⟨

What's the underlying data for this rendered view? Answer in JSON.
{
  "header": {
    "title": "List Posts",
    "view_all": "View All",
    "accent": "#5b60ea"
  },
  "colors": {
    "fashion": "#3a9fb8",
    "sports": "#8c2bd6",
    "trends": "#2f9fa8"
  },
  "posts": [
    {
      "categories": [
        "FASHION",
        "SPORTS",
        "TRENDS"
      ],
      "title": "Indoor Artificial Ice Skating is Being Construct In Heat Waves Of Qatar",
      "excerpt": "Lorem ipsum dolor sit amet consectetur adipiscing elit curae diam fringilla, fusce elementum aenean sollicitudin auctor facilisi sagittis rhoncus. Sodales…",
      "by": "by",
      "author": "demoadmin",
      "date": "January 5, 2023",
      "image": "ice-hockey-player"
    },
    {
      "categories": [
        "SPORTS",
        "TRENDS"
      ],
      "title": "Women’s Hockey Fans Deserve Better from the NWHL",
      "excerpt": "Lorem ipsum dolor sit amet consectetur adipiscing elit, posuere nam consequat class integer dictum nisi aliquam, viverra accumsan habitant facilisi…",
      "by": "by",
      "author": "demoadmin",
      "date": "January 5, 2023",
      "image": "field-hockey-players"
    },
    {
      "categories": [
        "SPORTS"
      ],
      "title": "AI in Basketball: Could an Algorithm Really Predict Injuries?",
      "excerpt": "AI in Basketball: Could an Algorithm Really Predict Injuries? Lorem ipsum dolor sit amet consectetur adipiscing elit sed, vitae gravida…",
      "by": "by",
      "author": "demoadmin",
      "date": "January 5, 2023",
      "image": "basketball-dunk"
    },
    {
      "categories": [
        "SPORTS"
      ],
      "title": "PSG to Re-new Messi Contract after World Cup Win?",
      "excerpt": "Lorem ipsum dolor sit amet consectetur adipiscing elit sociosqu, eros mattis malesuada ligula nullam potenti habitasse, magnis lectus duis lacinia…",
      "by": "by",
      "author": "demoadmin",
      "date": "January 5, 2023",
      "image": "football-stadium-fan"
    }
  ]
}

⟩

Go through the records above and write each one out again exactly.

§ TASK RESPONSE
What's the underlying data for this rendered view? Answer in JSON.
{
  "header": {
    "title": "List Posts",
    "view_all": "View All",
    "accent": "#5b60ea"
  },
  "colors": {
    "fashion": "#3a9fb8",
    "sports": "#8c2bd6",
    "trends": "#2f9fa8"
  },
  "posts": [
    {
      "categories": [
        "FASHION",
        "SPORTS",
        "TRENDS"
      ],
      "title": "Indoor Artificial Ice Skating is Being Construct In Heat Waves Of Qatar",
      "excerpt": "Lorem ipsum dolor sit amet consectetur adipiscing elit curae diam fringilla, fusce elementum aenean sollicitudin auctor facilisi sagittis rhoncus. Sodales…",
      "by": "by",
      "author": "demoadmin",
      "date": "January 5, 2023",
      "image": "ice-hockey-player"
    },
    {
      "categories": [
        "SPORTS",
        "TRENDS"
      ],
      "title": "Women’s Hockey Fans Deserve Better from the NWHL",
      "excerpt": "Lorem ipsum dolor sit amet consectetur adipiscing elit, posuere nam consequat class integer dictum nisi aliquam, viverra accumsan habitant facilisi…",
      "by": "by",
      "author": "demoadmin",
      "date": "January 5, 2023",
      "image": "field-hockey-players"
    },
    {
      "categories": [
        "SPORTS"
      ],
      "title": "AI in Basketball: Could an Algorithm Really Predict Injuries?",
      "excerpt": "AI in Basketball: Could an Algorithm Really Predict Injuries? Lorem ipsum dolor sit amet consectetur adipiscing elit sed, vitae gravida…",
      "by": "by",
      "author": "demoadmin",
      "date": "January 5, 2023",
      "image": "basketball-dunk"
    },
    {
      "categories": [
        "SPORTS"
      ],
      "title": "PSG to Re-new Messi Contract after World Cup Win?",
      "excerpt": "Lorem ipsum dolor sit amet consectetur adipiscing elit sociosqu, eros mattis malesuada ligula nullam potenti habitasse, magnis lectus duis lacinia…",
      "by": "by",
      "author": "demoadmin",
      "date": "January 5, 2023",
      "image": "football-stadium-fan"
    }
  ]
}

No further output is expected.